There has been much controversy recently around how we measure success in the not-for-profit sector. I really like this TED Talk by Dan Pallotta which challenges conventional thinking in this area and suggests that we:
focus on the scale of charities dreams rather than the size of their overheads.
His argument picks-up five aspects where charities face what he calls ‘discrimination’ against the expectations and standards we have for the private sector:
Pallotta argues that salaries and bonuses that are associated with ‘doing well for yourself’ appear to be almost without limit in the private sector. Whilst ‘doing something good for society’ too often seems to be on the basis of a personal sacrifice rather than a decent salary in the charitable sector. Clearly there needs to be some recognition of the source of the funding and the purposes behind donations but Pallotta’s arguments about achieving scale and outcomes versus keeping overheads down are well made.
#2 Advertising and marketing

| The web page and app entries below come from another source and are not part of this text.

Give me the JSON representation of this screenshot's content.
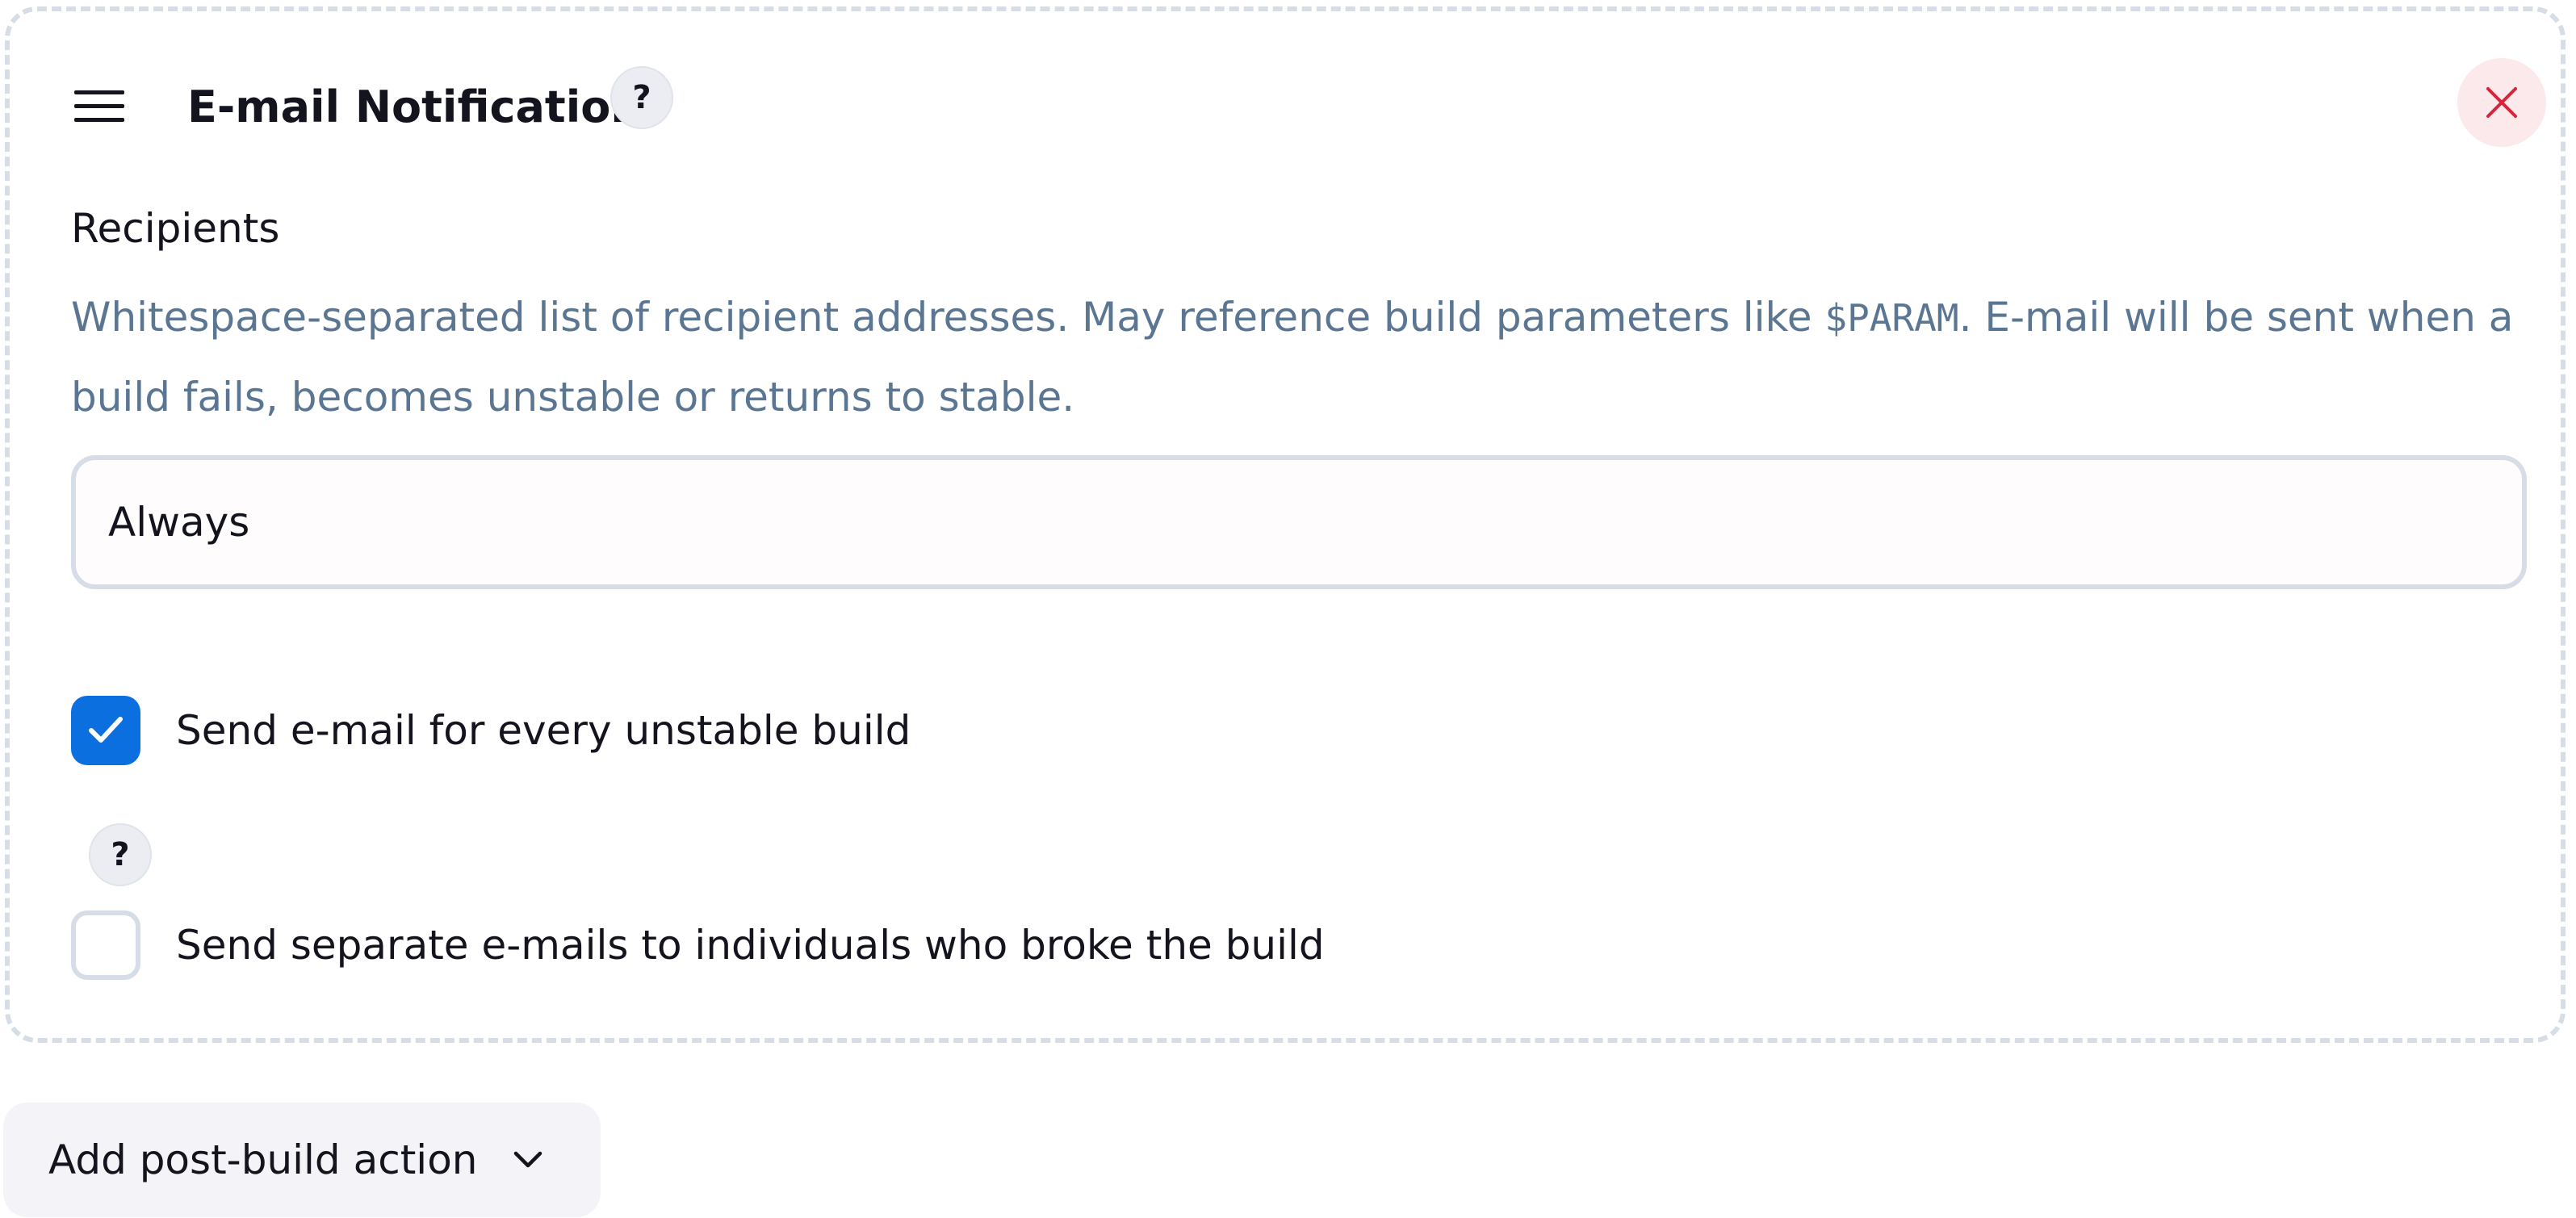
{
  "section": {
    "title": "E-mail Notification",
    "help_label": "?",
    "close_label": "Close"
  },
  "recipients": {
    "label": "Recipients",
    "description_before": "Whitespace-separated list of recipient addresses. May reference build parameters like ",
    "description_code": "$PARAM",
    "description_after": ". E-mail will be sent when a build fails, becomes unstable or returns to stable.",
    "value": "Always"
  },
  "options": [
    {
      "label": "Send e-mail for every unstable build",
      "checked": true
    },
    {
      "label": "Send separate e-mails to individuals who broke the build",
      "checked": false
    }
  ],
  "options_help_label": "?",
  "add_action": {
    "label": "Add post-build action"
  },
  "colors": {
    "accent": "#0b6fdf",
    "description_text": "#5b7693",
    "close_icon": "#d6243c",
    "close_bg": "#fbe9ec",
    "border": "#d6dde6"
  },
  "icons": {
    "drag": "hamburger-drag-icon",
    "close": "close-x-icon",
    "check": "check-icon",
    "dropdown": "chevron-down-icon"
  }
}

Similarly the private sector ethos is very much you need to spend to make people aware of your product and drive sales. Whilst in the charitable sector advertising is seen as an overhead that is at the expense of the needy rather than a means of potentially raising more money and achieving scale. Advertising appears to be much more acceptable if it is limited to what can be collected as a donation rather than purchased and counted as an overhead.
#3 Risk taking
Like the public sector the charitable sector suffers from a fear of failure and consequently the inevitable dearth of innovation. This means we are left with massive global social and health problems and no serious means of going beyond short-term amelioration to deal with the root causes.
Amazon had at least 6 years of investing in infrastructure with little or no return on investment without much of a problem. Can you imagine a charity that asked for 6 years of donations to build an infrastructure before it could make an impact? Pallotta argues that is exactly how we should be thinking. The major global problems of disease, poverty and environment are not susceptible to short-term fixes or quick returns on donations.
#5 Profit to attract risk capital
Pallotta argues that because charities are barred from making a profit this denies them access to the $trillion capital markets. I’m not so sure about this one but it might be that charities developing ring-fenced for-profit projects could work as a way of driving forward innovative solutions. However, I think that charities working in partnership with private companies that are prepared to carry some of the risk (with complete financial transparency as pre-condition) might be a better model.
Overall Pallotta makes a good case for rethinking the business model for charities. His conclusion is that the epitaph of our generation should not be be that ‘we kept the overheads of charities low’ but rather that ‘we helped to resource the achievement of their dreams’. I for one would be more than happy with that!